The most difficult and the dirtiest criticism of Gaia is that there is nothing new in the idea, that it has all been said before&emdash;difficult, because there is much truth in it; dirty, because, as William James said of the fate of any new idea, "First, it's absurd, then maybe, and last, we have known it all along". Most biologists and many geochemists are ignorant of the details of control theory, the domain of engineers and physiologists. Merely for them to say it was explained by the balance of nature long ago is not enough. If it were, then explanations of why the concentration of oxygen is at 21 per cent, or of why the climate has remained favourable for 3.6 thousand million years, would already be available. Before the advent of the Gaia hypothesis, such questions were rarely asked, and would have been as pointless as asking an anatomist or a biochemist how human temperature is regulated. Such questions about systems cannot be answered from the separated disciplines of biochemistry or biogeochemistry, nor from neo-darwinist biology. The answer comes from physiology or control theory.

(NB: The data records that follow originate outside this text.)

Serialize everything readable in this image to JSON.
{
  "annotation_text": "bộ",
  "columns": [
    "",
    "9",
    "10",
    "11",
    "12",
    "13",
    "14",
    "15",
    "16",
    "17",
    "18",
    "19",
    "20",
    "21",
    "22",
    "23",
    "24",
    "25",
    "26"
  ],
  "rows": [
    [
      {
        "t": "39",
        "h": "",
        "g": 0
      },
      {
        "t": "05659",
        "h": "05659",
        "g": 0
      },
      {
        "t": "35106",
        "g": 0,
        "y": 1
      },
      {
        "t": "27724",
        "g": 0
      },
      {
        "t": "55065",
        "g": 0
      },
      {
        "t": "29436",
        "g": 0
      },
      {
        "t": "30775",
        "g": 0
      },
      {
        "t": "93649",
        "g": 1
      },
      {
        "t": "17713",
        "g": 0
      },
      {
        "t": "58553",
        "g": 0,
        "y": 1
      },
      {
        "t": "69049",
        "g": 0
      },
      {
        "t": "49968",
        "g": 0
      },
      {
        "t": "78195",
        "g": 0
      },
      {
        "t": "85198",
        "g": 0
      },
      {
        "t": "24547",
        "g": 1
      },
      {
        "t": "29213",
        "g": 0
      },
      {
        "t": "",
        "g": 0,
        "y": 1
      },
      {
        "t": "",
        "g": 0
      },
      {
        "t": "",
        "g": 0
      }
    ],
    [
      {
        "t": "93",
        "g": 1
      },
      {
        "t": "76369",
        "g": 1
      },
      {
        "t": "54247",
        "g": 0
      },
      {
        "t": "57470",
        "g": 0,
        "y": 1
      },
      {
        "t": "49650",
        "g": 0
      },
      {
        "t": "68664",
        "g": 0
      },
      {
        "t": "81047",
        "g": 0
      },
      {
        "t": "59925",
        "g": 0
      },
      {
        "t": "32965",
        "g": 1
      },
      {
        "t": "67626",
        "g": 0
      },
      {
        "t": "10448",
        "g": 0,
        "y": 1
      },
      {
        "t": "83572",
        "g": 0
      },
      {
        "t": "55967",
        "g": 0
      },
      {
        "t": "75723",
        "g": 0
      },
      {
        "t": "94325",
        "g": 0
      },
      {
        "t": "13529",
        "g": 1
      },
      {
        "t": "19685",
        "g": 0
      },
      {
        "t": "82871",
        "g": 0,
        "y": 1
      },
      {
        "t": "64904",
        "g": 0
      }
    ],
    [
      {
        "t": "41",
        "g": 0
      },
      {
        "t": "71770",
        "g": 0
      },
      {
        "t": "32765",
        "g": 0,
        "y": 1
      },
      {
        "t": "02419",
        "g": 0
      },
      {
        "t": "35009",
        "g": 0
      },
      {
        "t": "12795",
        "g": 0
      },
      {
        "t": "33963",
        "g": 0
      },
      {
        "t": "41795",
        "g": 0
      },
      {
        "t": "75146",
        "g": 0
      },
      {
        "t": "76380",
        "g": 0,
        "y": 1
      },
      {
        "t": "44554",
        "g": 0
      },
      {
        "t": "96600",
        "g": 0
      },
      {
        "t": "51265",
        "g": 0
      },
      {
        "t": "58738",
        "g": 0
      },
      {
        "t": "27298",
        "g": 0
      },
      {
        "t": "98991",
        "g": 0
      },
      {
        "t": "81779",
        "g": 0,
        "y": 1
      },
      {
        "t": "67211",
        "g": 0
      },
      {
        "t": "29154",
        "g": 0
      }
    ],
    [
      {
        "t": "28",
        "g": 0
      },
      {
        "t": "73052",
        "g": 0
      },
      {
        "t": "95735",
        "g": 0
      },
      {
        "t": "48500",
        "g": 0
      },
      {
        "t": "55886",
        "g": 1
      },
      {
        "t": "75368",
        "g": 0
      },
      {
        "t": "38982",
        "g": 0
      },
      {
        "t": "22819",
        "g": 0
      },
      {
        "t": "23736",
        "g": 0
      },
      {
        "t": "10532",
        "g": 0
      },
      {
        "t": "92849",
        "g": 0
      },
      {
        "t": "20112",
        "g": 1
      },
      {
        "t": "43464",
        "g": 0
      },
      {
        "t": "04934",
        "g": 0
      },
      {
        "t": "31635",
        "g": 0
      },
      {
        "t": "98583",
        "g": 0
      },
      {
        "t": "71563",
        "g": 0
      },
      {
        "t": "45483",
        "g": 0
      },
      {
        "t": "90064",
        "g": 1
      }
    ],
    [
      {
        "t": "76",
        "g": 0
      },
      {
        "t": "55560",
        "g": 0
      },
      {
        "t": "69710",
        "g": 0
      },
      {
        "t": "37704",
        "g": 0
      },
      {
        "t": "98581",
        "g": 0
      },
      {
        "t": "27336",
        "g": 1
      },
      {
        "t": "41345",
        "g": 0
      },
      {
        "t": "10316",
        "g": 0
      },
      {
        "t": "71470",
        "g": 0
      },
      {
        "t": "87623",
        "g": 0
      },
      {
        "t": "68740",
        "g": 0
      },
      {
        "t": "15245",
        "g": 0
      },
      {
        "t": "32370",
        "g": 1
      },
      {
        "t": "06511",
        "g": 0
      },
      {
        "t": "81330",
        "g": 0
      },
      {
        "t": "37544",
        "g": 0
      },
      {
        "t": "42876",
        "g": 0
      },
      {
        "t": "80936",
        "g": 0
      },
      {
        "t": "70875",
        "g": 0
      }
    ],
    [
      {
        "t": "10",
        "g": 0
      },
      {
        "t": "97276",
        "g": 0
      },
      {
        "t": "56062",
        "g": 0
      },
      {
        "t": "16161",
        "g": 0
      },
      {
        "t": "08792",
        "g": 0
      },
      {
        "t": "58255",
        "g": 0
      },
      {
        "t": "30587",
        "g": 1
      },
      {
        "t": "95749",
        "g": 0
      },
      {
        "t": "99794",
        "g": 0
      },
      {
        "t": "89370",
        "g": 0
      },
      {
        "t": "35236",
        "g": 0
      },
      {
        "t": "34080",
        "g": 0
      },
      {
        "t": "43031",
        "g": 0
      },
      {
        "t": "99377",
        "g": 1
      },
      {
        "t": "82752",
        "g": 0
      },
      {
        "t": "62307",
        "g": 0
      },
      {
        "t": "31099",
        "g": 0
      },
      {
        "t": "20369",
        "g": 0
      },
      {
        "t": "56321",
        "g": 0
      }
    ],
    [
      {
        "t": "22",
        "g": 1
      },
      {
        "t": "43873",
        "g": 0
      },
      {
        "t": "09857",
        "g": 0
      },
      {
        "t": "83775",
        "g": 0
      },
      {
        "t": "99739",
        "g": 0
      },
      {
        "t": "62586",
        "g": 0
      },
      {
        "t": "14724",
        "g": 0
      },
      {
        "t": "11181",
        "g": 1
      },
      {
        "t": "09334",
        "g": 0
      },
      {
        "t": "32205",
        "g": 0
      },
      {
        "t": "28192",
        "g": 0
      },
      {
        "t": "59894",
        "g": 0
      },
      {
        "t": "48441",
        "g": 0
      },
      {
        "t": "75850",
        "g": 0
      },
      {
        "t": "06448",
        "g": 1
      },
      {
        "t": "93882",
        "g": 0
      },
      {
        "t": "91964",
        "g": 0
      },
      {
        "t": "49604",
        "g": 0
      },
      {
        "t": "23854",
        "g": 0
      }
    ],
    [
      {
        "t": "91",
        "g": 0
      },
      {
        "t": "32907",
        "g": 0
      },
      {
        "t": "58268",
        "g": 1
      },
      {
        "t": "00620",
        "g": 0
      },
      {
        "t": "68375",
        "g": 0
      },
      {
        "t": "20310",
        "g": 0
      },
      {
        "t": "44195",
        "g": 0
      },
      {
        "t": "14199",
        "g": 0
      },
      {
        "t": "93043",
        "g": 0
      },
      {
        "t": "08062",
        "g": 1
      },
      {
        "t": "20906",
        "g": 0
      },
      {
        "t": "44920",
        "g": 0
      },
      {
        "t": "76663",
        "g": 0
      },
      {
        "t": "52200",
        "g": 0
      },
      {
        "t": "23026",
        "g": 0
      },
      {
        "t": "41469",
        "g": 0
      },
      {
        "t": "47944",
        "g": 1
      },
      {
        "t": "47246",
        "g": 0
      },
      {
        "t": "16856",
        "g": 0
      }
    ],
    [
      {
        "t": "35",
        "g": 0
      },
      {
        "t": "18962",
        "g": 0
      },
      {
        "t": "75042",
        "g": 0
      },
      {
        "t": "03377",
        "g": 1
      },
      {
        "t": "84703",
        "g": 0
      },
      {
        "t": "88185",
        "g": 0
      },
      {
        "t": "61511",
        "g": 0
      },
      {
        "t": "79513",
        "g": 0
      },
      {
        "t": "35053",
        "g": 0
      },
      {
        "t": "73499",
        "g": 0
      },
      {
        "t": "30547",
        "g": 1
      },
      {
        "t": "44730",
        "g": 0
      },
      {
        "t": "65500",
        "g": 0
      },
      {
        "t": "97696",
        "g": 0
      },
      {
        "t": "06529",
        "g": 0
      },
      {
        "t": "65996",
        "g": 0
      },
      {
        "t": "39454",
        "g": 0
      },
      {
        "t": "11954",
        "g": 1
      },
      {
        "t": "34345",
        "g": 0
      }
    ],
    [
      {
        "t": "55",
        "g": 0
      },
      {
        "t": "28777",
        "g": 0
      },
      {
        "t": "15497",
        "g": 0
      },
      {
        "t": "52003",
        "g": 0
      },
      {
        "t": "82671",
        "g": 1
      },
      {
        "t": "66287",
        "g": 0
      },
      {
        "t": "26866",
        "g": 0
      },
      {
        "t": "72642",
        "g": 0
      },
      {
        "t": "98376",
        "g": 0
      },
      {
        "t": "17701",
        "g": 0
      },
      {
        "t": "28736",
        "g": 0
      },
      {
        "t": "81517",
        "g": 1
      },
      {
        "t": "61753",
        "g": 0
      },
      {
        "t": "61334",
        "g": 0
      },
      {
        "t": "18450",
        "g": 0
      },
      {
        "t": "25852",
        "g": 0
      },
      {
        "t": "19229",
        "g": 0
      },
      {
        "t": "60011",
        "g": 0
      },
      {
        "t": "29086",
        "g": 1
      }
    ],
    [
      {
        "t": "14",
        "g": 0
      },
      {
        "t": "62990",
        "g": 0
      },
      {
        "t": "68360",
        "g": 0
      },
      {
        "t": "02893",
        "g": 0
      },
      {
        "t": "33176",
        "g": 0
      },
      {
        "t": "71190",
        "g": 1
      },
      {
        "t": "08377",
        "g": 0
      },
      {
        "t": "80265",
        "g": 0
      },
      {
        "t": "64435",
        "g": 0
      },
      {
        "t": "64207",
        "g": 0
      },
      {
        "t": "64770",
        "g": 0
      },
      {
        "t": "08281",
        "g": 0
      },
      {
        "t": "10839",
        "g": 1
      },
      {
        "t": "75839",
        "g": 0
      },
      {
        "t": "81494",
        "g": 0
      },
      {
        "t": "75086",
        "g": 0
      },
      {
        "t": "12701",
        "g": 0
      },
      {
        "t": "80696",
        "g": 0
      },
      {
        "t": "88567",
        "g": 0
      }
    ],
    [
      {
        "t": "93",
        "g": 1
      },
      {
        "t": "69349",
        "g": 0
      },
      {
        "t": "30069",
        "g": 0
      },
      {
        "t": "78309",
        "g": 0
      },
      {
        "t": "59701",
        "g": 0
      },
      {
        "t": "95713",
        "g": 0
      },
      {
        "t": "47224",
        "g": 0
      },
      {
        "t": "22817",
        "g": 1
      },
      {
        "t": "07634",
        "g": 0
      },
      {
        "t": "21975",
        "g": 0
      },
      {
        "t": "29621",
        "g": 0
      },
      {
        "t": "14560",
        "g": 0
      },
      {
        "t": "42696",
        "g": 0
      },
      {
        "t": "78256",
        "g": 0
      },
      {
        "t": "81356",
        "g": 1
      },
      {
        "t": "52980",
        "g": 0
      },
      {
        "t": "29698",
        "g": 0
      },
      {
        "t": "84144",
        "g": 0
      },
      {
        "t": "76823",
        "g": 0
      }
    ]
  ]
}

What of the criticism that Gaia gives support to anti-science? True, Gaia as a name, or a sign, has extended far beyond my intentions. As the semiotician Myrdene Anderson put it several years ago, "Gaia is an empty sign with near infinite capacity for signification". I watch it filling fast, and mostly with rubbish, like an empty skip left on a London street. Surely, though, this is the fate of any new sign and has nothing to do with the quality of the science of Gaia. I have offered 'geophysiology' as an alternative name, but so far there have been few takers.
I am not dismayed by the wide general interest in Gaia; rather, I am moved by the interest shown by theologians and philosophers. Whether or not Gaia is an accurate description of the Earth, it forces a different view from that of conventional wisdom&emdash;a view that could be crucial to understanding the consequences of pollution and environmental disturbance.
Arthur Clarke's notable comment, "How inappropriate to call this planet Earth when clearly it is Ocean", illustrates the wisdom of a top-down view. Few have been privileged, as astronauts, to see the Earth in its splendour from above. But anyone can rise above dogma, scientific or religious, and look down to see and cherish a most seemly Earth.
Source: Nature, Vol. 344, 8 March 1990, pp.100-102.